── Provided data

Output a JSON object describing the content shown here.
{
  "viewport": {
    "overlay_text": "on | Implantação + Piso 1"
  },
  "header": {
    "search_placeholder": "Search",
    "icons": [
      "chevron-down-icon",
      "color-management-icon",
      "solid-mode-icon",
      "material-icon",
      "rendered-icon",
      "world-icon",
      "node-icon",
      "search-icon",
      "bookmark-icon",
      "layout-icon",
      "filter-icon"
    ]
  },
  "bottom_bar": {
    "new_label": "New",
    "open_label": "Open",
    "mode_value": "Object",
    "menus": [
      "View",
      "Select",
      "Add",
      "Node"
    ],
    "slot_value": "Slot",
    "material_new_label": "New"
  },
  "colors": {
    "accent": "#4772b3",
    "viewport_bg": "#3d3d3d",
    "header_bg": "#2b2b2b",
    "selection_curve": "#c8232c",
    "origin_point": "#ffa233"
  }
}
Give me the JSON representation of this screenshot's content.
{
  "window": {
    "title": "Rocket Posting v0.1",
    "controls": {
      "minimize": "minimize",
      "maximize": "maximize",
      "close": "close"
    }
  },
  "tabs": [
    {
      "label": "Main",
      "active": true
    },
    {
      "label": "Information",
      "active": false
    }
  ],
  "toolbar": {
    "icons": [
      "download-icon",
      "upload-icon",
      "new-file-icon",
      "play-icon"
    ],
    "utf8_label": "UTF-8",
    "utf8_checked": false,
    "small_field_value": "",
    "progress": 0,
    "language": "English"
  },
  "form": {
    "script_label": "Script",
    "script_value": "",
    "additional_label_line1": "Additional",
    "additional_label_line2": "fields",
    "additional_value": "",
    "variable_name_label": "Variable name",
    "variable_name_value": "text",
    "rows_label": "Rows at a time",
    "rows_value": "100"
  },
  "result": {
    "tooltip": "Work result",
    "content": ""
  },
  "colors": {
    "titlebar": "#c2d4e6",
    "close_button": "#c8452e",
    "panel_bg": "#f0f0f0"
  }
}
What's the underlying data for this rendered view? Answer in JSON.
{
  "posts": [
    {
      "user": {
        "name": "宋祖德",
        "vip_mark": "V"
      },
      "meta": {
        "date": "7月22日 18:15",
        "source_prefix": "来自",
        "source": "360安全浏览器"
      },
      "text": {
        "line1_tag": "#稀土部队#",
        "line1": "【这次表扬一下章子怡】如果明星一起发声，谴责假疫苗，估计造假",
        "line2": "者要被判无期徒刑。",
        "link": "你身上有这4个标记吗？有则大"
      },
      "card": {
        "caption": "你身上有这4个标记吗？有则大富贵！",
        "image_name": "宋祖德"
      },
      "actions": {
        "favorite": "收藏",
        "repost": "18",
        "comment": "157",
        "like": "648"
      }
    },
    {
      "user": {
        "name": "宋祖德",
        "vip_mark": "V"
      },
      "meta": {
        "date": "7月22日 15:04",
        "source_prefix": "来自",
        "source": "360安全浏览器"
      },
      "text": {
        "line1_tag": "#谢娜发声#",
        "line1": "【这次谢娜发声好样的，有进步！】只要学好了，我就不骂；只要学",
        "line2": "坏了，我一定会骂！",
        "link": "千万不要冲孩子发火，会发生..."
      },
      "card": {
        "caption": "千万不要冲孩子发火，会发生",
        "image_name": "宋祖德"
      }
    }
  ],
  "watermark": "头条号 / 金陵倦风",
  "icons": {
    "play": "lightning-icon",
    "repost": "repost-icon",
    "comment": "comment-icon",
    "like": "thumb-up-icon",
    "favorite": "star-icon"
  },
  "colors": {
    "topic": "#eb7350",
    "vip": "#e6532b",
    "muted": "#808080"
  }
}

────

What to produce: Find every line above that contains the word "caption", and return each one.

Solution:
        "caption": "你身上有这4个标记吗？有则大富贵！",
        "caption": "千万不要冲孩子发火，会发生",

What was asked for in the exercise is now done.